“I had the middle part kind of vaguely in mind. I thought, ‘We could do this, but then we’d have to modulate again, and we’re already playing in 5/4 and six flats, and that’s enough for one day’s work.’ Fortunately, we tried it, and that’s where you get the main part of the song.
The bridge is a chromatic reduction of the opening phrase of the Johnny Burke-Jimmy Van Heusen popular song “Sunday, Monday, or Always,” a 1943 hit for Bing Crosby, a piece that Desmond frequently quoted in solos. His adaptation of it is in ideal contrast to the first theme and creates an exquisite balance between the two sections.
Simplicity may have been a factor, but the public was taken with the piece’s irresistible good feeling, and memorable solos by Morello and Desmond. Ted Gioia expanded on that thought. After writing of the “tired format” of the Brubeck recordings that preceded Time Out, he praised the album’s “burst of creativity” as “nothing short of staggering.”
“This was not only the most financially successful album of Brubeck’s career, but was also an immense artistic success,” Gioia wrote. “This latter fact may well have been hidden under the critics’ continued gripes about Brubeck’s dazzling rise to even higher heights of stardom, yet the snide comment and put-downs did no lasting damage. This album is still a delight to listen to a generation later, and not just because of the odd meters—others have come to master them with greater ease since 1959—but because of their winning incorporation into a series of exceptional and fresh sounding compositions.
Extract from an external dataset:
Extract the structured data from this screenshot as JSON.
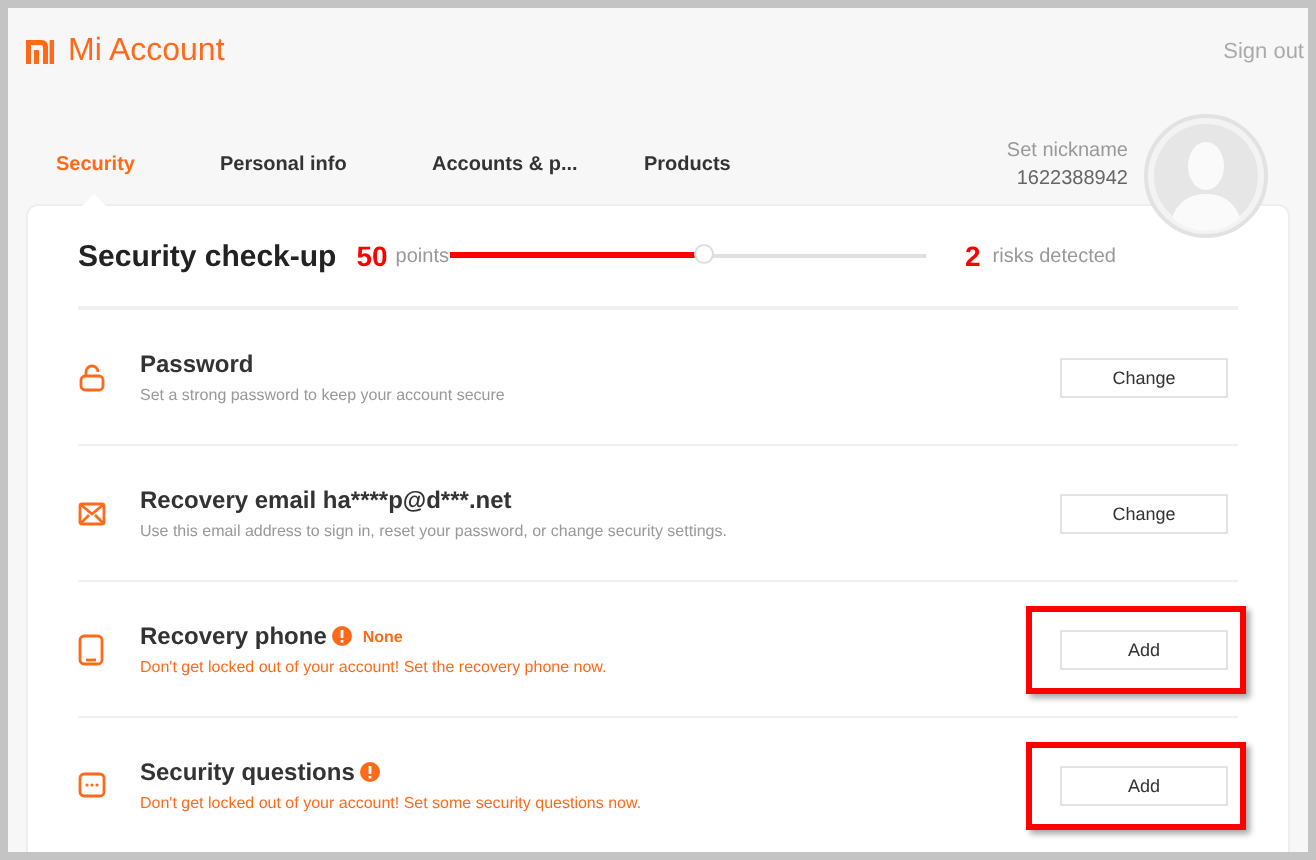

Perhaps no other jazz album of the decade exuded so much enthusiasm and such a sense of unbridled fun.” [Ted Gioia, West Coast Jazz, Oxford, 1992, p.20.]
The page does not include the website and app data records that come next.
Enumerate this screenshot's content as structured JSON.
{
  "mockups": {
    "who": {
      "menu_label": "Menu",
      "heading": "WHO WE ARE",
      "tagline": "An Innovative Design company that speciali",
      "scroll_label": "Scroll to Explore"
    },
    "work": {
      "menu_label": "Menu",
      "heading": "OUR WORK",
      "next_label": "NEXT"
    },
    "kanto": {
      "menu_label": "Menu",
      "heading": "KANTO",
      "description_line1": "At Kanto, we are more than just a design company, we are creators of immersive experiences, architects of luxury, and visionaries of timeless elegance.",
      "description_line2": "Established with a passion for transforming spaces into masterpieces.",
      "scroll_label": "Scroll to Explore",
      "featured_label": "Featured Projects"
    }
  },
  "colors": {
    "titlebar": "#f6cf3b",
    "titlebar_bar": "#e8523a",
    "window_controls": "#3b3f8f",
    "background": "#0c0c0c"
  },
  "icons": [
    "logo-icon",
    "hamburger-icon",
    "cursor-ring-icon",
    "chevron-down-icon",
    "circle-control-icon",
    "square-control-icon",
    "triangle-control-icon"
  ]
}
“Take Five’s” popularity came as a surprise to everyone involved; Desmond, who composed it; Morello, who inspired it; Brubeck, who, as Morello requested, “kept that vamp going;” Wright, who loved playing in 5/4; and, most of all, Columbia Records, which hated the idea until the company realized that it had been looking a prize-winning gift horse in the mouth. Nonetheless, the song did not hit immediately. Columbia President Goddard Lieberson ordered a single of “Take Five,” with “Blue Rondo a la Turk” on the other side, but it took Columbia eighteen months to issue a version edited for juke boxes and radio airplay. Brubeck asked Columbia to push both tunes equally, but Columbia argued that there had to be an A side and a B side. The company decided to make “Take Five” the A side because the title was catchy and “Blue Rondo a la Turk” was too long for juke box menus. It was not until 1961 that “Take Five” became omnipresent at home and abroad.
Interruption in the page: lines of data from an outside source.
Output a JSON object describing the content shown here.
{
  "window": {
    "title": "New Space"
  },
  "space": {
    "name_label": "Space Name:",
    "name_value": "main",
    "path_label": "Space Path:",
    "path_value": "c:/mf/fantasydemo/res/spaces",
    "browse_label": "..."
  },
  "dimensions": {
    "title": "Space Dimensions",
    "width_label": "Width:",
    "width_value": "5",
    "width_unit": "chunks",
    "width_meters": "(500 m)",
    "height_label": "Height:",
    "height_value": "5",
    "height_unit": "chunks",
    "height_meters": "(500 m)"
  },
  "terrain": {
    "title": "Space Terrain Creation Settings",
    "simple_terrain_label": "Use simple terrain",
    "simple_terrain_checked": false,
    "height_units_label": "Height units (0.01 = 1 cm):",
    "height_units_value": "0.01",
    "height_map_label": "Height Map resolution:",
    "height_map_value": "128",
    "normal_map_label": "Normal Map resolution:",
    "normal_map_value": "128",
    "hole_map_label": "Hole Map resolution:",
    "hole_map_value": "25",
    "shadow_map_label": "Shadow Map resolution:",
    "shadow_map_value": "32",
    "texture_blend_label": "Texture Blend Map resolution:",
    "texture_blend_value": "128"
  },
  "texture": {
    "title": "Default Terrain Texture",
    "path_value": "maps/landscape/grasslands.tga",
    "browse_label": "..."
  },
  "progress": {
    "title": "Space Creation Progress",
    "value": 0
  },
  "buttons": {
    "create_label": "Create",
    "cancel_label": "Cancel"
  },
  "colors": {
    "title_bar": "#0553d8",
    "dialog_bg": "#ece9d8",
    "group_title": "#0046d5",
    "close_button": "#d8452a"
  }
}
“We are innocent of trying to make a hit record,” Brubeck told Down Beat. “When I get most skeptical about so-called popular music, and the public, and the radio stations, I think about “Take Five” and “Blue Rondo” and feel that the public can go for some pretty good things.”
Despite Brubeck’s characteristic optimism, it was a monumental, and rare, instance of music triumphing over conventional wisdom and the accounting mentality of the record business, and it happened in the nick of time. Within a few years of “Take Five’s” success, the segmented popularity-charting of the music industry, targeted marketing practices of record companies and mandated playlists at radio stations had strangled the possibility of an unconventional record driving its way to the top by force of its musical merit and attractiveness. The disc jockeys who exposed “Take Five” to a receptive public simply because they liked it were soon to lose their freedom to choose the records they played on the air.